A long time ago in a very intense work environment, I had a discussion with colleagues about whether it’s more important to be respected or liked. I chose “liked,” which most of the others felt was the wrong answer. I accepted that judgment for years, but I’m rethinking it now.
Is it possible that people pay more attention to who is telling them a message and how they deliver it than they do to the actual content of the message? Over and over again, I’ve seen people fail—despite the strength of their intellects, skills, and ideas—because for some reason they were not liked.
I have a colleague who feels this is particularly true in nonprofits, where “likeability” seems to be a key factor for success. This can be problematic because the requirements for fitting in and being liked are different everywhere. And it’s enormously frustrating for people who are made to feel like outsiders even when they do an excellent job.

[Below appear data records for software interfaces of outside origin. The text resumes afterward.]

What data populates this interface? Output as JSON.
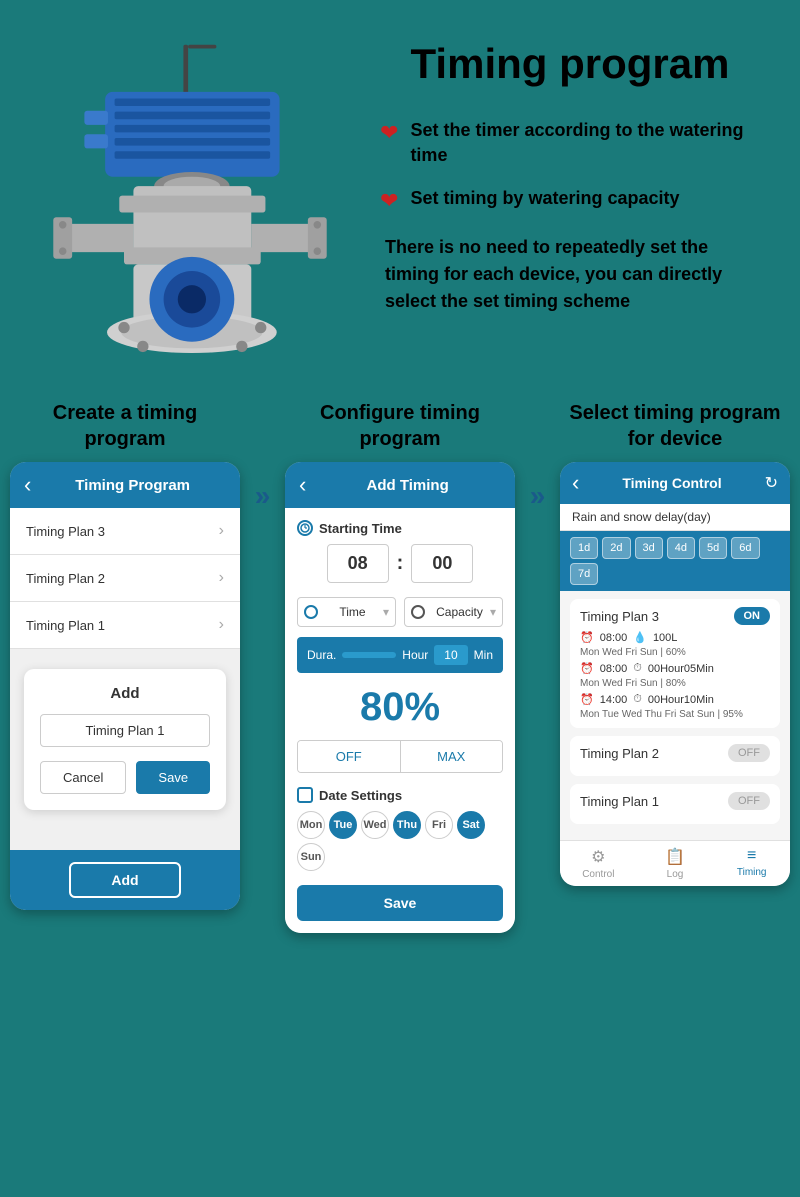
{
  "page": {
    "title": "Timing program",
    "background_color": "#1a7a7a"
  },
  "header": {
    "bullets": [
      {
        "icon": "❤",
        "text": "Set the timer according to the watering time"
      },
      {
        "icon": "❤",
        "text": "Set timing by watering capacity"
      }
    ],
    "description": "There is no need to repeatedly set the timing for each device, you can directly select the set timing scheme"
  },
  "phone1": {
    "label": "Create a timing program",
    "header_title": "Timing Program",
    "back_icon": "‹",
    "items": [
      {
        "name": "Timing Plan 3"
      },
      {
        "name": "Timing Plan 2"
      },
      {
        "name": "Timing Plan 1"
      }
    ],
    "dialog": {
      "title": "Add",
      "placeholder": "Timing Plan 1",
      "cancel": "Cancel",
      "save": "Save"
    },
    "add_button": "Add"
  },
  "phone2": {
    "label": "Configure timing program",
    "header_title": "Add Timing",
    "back_icon": "‹",
    "starting_time_label": "Starting Time",
    "hour": "08",
    "minute": "00",
    "selector1": "Time",
    "selector2": "Capacity",
    "duration_label": "Dura.",
    "hour_label": "Hour",
    "min_value": "10",
    "min_label": "Min",
    "percentage": "80%",
    "off_label": "OFF",
    "max_label": "MAX",
    "date_settings_label": "Date Settings",
    "days": [
      {
        "label": "Mon",
        "active": false
      },
      {
        "label": "Tue",
        "active": true
      },
      {
        "label": "Wed",
        "active": false
      },
      {
        "label": "Thu",
        "active": true
      },
      {
        "label": "Fri",
        "active": false
      },
      {
        "label": "Sat",
        "active": true
      },
      {
        "label": "Sun",
        "active": false
      }
    ],
    "save_button": "Save"
  },
  "phone3": {
    "label": "Select timing program for device",
    "header_title": "Timing Control",
    "back_icon": "‹",
    "rain_label": "Rain and snow delay(day)",
    "day_buttons": [
      "1d",
      "2d",
      "3d",
      "4d",
      "5d",
      "6d",
      "7d"
    ],
    "plans": [
      {
        "name": "Timing Plan 3",
        "toggle": "ON",
        "on": true,
        "entries": [
          {
            "time": "08:00",
            "value": "100L",
            "schedule": "Mon Wed Fri Sun | 60%"
          },
          {
            "time": "08:00",
            "value": "00Hour05Min",
            "schedule": "Mon Wed Fri Sun | 80%"
          },
          {
            "time": "14:00",
            "value": "00Hour10Min",
            "schedule": "Mon Tue Wed Thu Fri Sat Sun | 95%"
          }
        ]
      },
      {
        "name": "Timing Plan 2",
        "toggle": "OFF",
        "on": false,
        "entries": []
      },
      {
        "name": "Timing Plan 1",
        "toggle": "OFF",
        "on": false,
        "entries": []
      }
    ],
    "nav_items": [
      {
        "label": "Control",
        "icon": "⚙"
      },
      {
        "label": "Log",
        "icon": "📋"
      },
      {
        "label": "Timing",
        "icon": "≡",
        "active": true
      }
    ]
  }
}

I’ve also noticed this phenomenon in volunteer groups. People who are well-liked can get the same projects done that completely stymied others who were not as popular. They can bring forth the same suggestions that were previously blocked but have more success in motivating their peers.

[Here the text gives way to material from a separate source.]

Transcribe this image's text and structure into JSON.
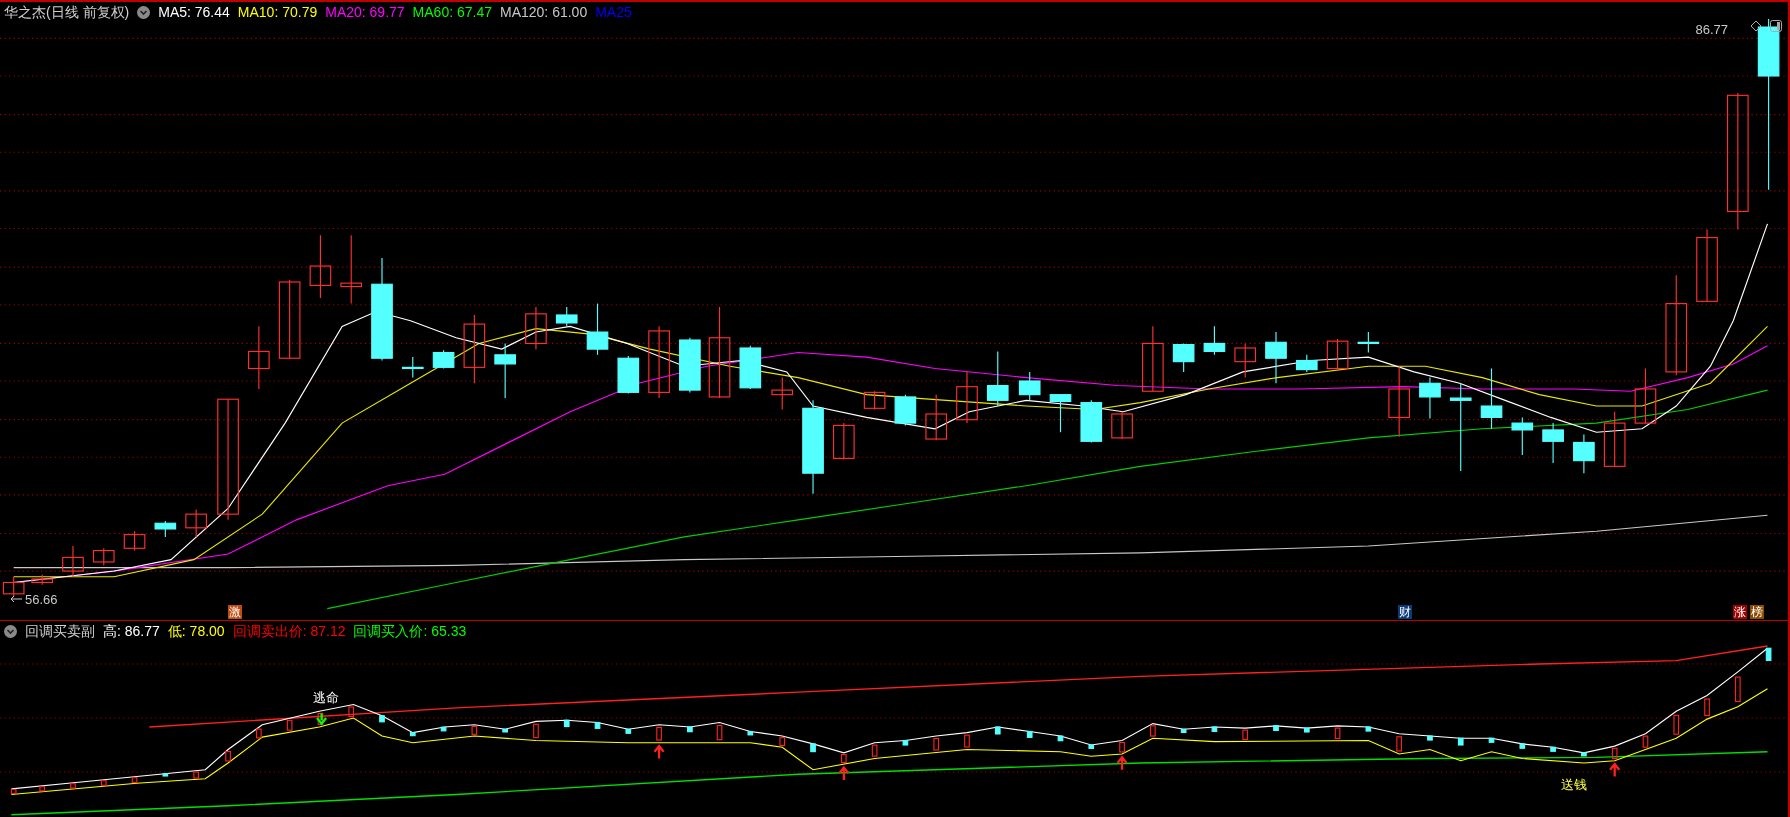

Of course, we all know people who succeed without being liked. They consolidate power to get things done, and others submit to the sheer force of their wills. They are the archetypal leaders and successful entrepreneurs. However, I think they are becoming the exception, not the rule.

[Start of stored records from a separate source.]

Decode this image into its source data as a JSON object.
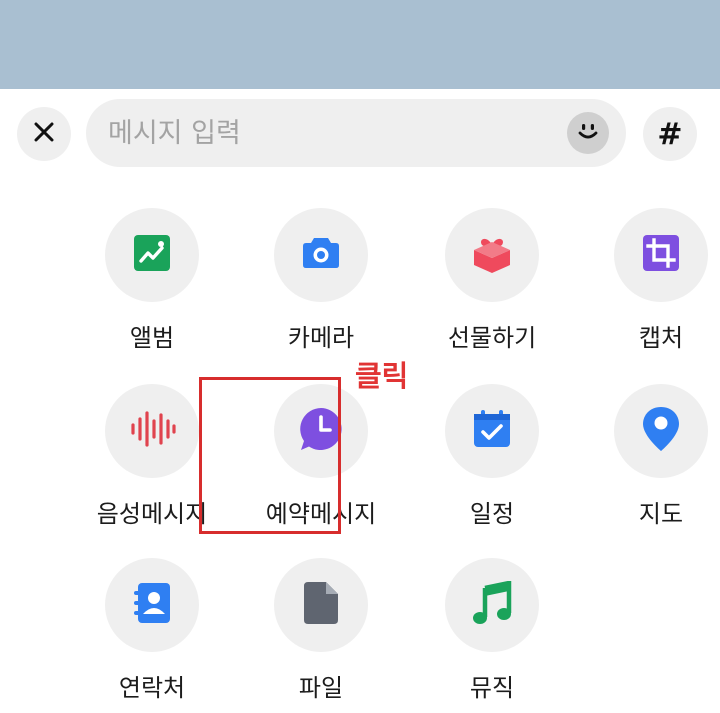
{
  "input_bar": {
    "placeholder": "메시지 입력",
    "close_icon": "close-icon",
    "emoji_icon": "smiley-icon",
    "hash_label": "#"
  },
  "features": [
    {
      "label": "앨범",
      "icon": "album-icon",
      "color": "#1aa35a"
    },
    {
      "label": "카메라",
      "icon": "camera-icon",
      "color": "#2f7ff2"
    },
    {
      "label": "선물하기",
      "icon": "gift-icon",
      "color": "#ef4a5d"
    },
    {
      "label": "캡처",
      "icon": "crop-icon",
      "color": "#7e4fe0"
    },
    {
      "label": "음성메시지",
      "icon": "voice-wave-icon",
      "color": "#e0434e"
    },
    {
      "label": "예약메시지",
      "icon": "scheduled-message-icon",
      "color": "#7e4fe0"
    },
    {
      "label": "일정",
      "icon": "calendar-check-icon",
      "color": "#2f7ff2"
    },
    {
      "label": "지도",
      "icon": "map-pin-icon",
      "color": "#2f7ff2"
    },
    {
      "label": "연락처",
      "icon": "contacts-icon",
      "color": "#2f7ff2"
    },
    {
      "label": "파일",
      "icon": "file-icon",
      "color": "#5f6570"
    },
    {
      "label": "뮤직",
      "icon": "music-note-icon",
      "color": "#1aa35a"
    }
  ],
  "annotation": {
    "text": "클릭",
    "color": "#e13434",
    "target": "예약메시지"
  }
}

And from my own experience, I will say that trying the “first like me, then you’ll learn to respect me” method can have a high personal cost. It’s easier to get taken advantage of by others and to become burned out.